My hon. And learned Friend made his case so very clear to the House that the House will perceive that the Amendment he proposes is really an Amendment to adapt the provisions of the Act of 1919 to the circumstances which cover the review under the Act of 1925. It is, therefore, a little remote to the general purposes of the present Bill. I do not complain of that in the least; I only admire the ingenuity and promptitude with which my hon. and learned Friend has seized the opportunity of raising a most interesting case and one that deserves consideration. He has illustrated his argument by the case of the Hailsham Council, but indeed his argument is the case of that council, because it is the only case of this sort which has occurred. Now that the county reviews are approaching their conclusion, I think we may expect that it will be the only case that will occur. That, how ever, does not relieve me of the necessity of considering the case and the strong representations which my hon. and learned Friend has based upon it.

It is not, of course, the case that the manner in which the arrangement has been made in this particular instance depends on the exercise of any discretion on my part.
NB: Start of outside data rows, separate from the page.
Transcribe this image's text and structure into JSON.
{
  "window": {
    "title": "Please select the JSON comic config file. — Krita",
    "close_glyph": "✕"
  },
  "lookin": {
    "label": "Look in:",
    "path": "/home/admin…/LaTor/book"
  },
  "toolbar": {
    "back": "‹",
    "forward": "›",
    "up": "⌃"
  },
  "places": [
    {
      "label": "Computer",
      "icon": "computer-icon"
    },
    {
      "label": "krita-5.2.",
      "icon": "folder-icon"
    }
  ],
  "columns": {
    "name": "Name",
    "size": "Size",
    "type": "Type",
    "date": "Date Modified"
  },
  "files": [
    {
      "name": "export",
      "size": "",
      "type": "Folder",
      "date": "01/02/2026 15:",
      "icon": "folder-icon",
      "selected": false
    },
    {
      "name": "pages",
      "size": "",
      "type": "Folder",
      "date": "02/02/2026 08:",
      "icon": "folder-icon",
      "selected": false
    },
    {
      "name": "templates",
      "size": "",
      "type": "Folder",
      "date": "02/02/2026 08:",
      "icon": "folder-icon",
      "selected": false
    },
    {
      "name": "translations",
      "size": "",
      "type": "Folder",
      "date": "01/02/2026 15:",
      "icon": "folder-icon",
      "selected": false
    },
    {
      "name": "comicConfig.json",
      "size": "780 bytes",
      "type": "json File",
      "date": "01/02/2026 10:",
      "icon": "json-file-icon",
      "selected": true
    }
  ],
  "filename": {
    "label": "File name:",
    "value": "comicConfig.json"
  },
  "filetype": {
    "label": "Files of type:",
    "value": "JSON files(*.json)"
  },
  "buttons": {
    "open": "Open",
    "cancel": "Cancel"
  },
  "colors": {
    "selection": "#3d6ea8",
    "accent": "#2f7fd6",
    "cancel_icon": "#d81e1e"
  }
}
It simply depends on my fulfilment of the duties imposed upon me by Parliament as they are interpreted by me and by my legal advisers. I recognise the prima facie case which is made by my hon. and learned Friend. If it were of frequent occurrence 'and led to in equities, it would deserve to be met, but, as a matter of fact, when we consider only the single case we are bound to look at the conditions of that particular case. In looking at the conditions, my hon. and learned Friend knows that there is the strongest reason to think that there has been no inequity in this particular case, because we have not only to consider the effect of the 1919 Act, but also the effect of the other housing Acts. It is a case of what you lose on the swings you gain on the roundabouts. The 1919houses 'are not the only houses whose finances are affected by the county review. There are houses under later Acts, and the point I want particularly to emphasise is that the ratepayers of the old Hailsham rural district, instead of bearing the whole loss of houses erected in that district under later Acts, will share the loss with the ratepayers of the other areas which are added to their own in the new district. In this case, if you setoff the advantages in one respect against the disadvantages in another, the result to the ratepayers of the old Hailsham rural district would be that they neither gain nor lose on balance.


Part of the added area is nothing to do with Hailsham.


The hon. and learned Member is slightly shifting his ground, because his grievance is based on the case of the old Hailsham district. If I am not dealing with that, I fail to under stand from his argument with what I am dealing. Up to the amalgamation the cost to Hailsham of its housing scheme under the Act of 1919 was a rate of 2½d.; now, when the cost of the schemes will be spread over the enlarged district, it will require a rate of only lid. One must look to the total result in order to see whether justice is being done and not pick out one instance. The Exchequer stands to lose just as much—


To gain, surely? The Exchequer gets £500 a year more.


The hon. and learned Gentleman did not let me finish my sentence. The Exchequer stands to lose just as much where a district is reduced as it stands to gain where a district is increased. The scales are weighted exactly evenly between the two. In this instance there is no injustice in practical experience, because the account for the ratepayers works out, as a result of the extension, exactly to what it was before, and we say that there is no case for a special Amendment of this character.


Does the hon. and learned Gentleman wish to press his Amendment?


I do not think it is any good pressing it, although the Minister has not convinced me that the ratepayers of Hailsham are not suffering a great injustice; but I leave the position as it is.


Then I will put the Amendment to the House.

Amendment negatived.